  5. Mancuso M, Orsucci D, Angelini C, Bertini E, Carelli V, et al. (2013) Phenotypic heterogeneity of the 8344A>G mtDNA "MERRF" mutation. Neurology 80: 2049-2054.
  6. Finsterer J, Zarrouk-Mahjoub S (2017) Management of epilepsy in MERRF syndrome. Seizure 50: 166-170.
  7. Jain V, Yuan JM (2020) Predictive symptoms and comorbidities for severe COVID-19 and intensive care unit admission: a systematic review and meta-analysis. Int J Public Health 65: 533-546.
  8. Ejaz H, Alsrhani A, Zafar A, Javed H, Junaid K, et al. (2020) COVID-19 and comorbidities: Deleterious impact on infected patients. J Infect Public Health 13: 1833-1839.
  9. Rooney S, Webster A, Paul L (2020) Systematic review of changes and recovery in physical function and fitness after severe acute respiratory syndrome-related coronavirus infection: Implications for COVID-19 rehabilitation. Phys Ther 100: 1717-1729.
  10. Zhang H, Charmchi Z, Seidman RJ, Anziska Y, Velayudhan V, et al. (2020) COVIDÔÇÉ19-associated myositis with severe proximal and bulbar weakness. Muscle Nerve 62: E57-E60.
  11. Walkey AJ, Kumar VK, Harhay MO, Bolesta S, Bansal V, et al. (2020) The viral infection and respiratory illness universal study (virus): an international registry of coronavirus 2019-related critical illness. Crit Care Explor 2: p e0113.
  12. Walkey AJ, Sheldrick RC, Kashyap R, Kumar VK, Boman K, et al.(2020) Guiding principles for the conduct of observational critical care research for coronavirus disease 2019 pandemics and beyond: the society of critical care medicine discovery viral infection and respiratory illness universal study registry. Crit Care Med 48: e1038-e1044

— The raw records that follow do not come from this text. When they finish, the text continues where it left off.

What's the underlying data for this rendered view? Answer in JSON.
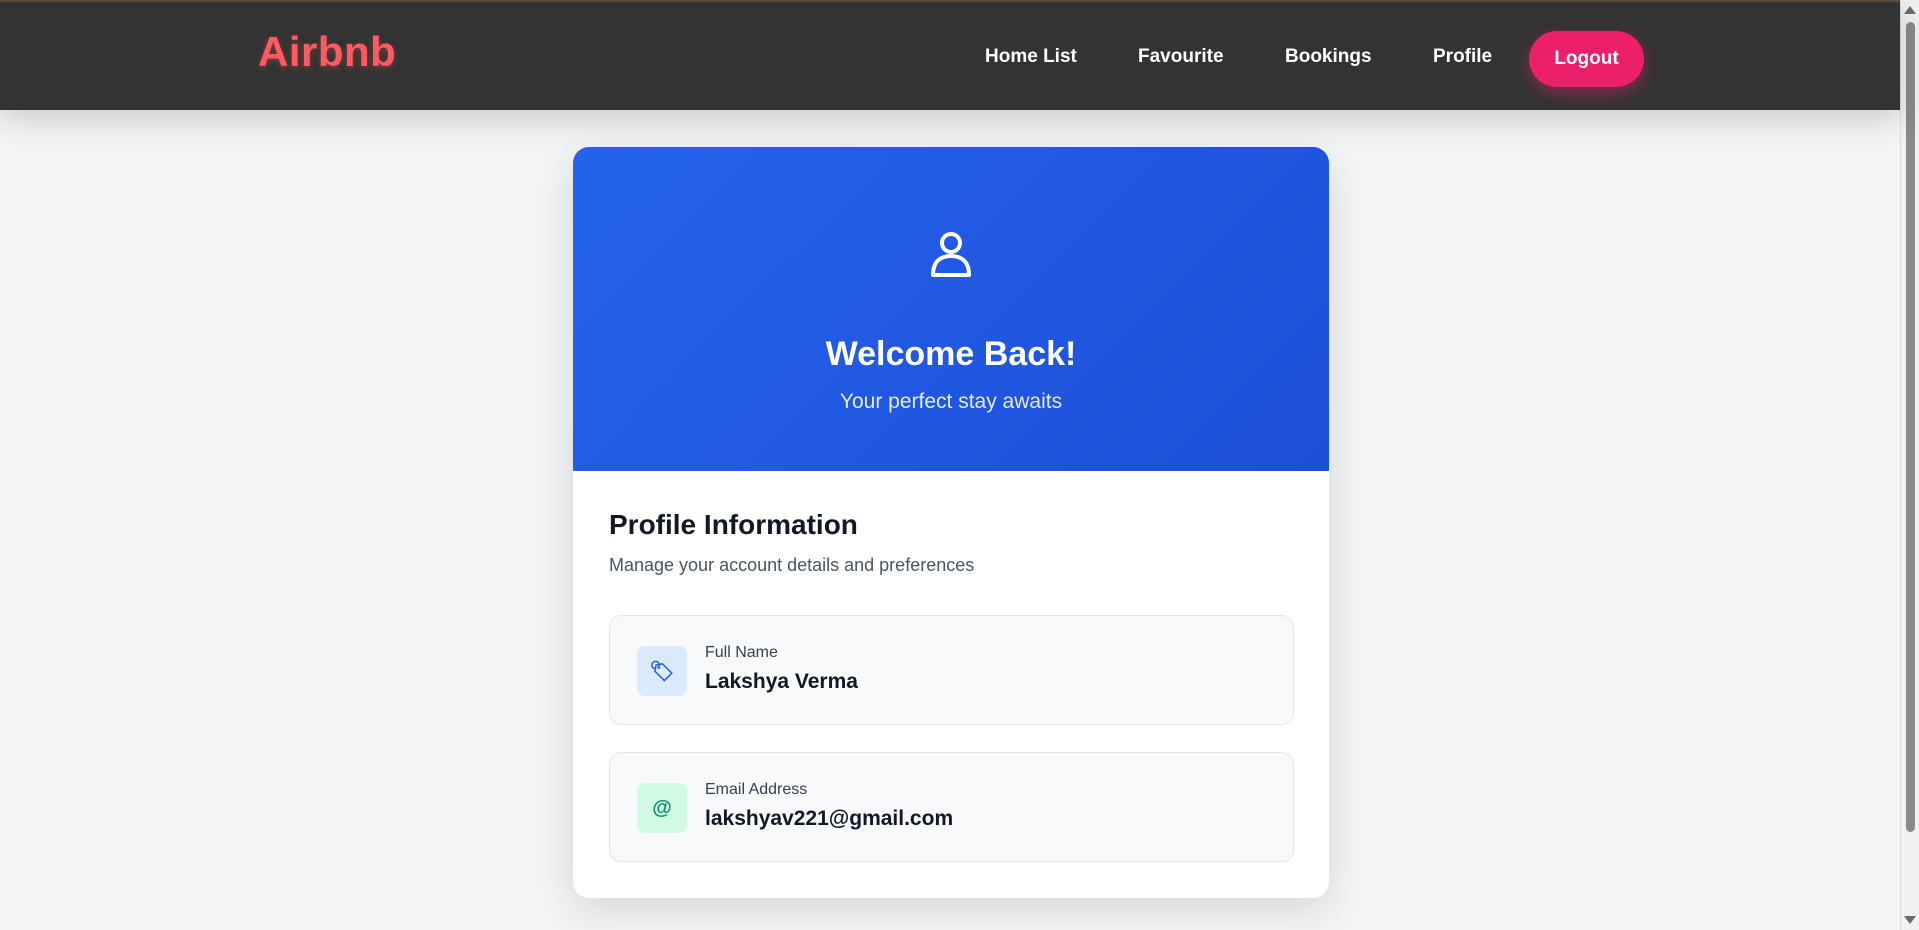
{
  "navbar": {
    "brand": "Airbnb",
    "links": [
      "Home List",
      "Favourite",
      "Bookings",
      "Profile"
    ],
    "logout_label": "Logout"
  },
  "hero": {
    "icon": "user-icon",
    "title": "Welcome Back!",
    "subtitle": "Your perfect stay awaits"
  },
  "profile": {
    "title": "Profile Information",
    "subtitle": "Manage your account details and preferences",
    "fields": [
      {
        "icon": "name-tag-icon",
        "glyph": "🏷",
        "label": "Full Name",
        "value": "Lakshya Verma",
        "icon_bg": "#dbeafe",
        "icon_color": "#2563eb"
      },
      {
        "icon": "at-icon",
        "glyph": "@",
        "label": "Email Address",
        "value": "lakshyav221@gmail.com",
        "icon_bg": "#d1fae5",
        "icon_color": "#059669"
      }
    ]
  },
  "colors": {
    "brand": "#ff5a5f",
    "navbar_bg": "#333333",
    "logout": "#ec1f6a",
    "hero": "#2563eb"
  }
}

Clanton S, Adiga R, Christie A, Ashley D (2021) Successful ICU Care in a MERRF Patient with Severe Covid-19. Int J Rare Dis Disord 4:037.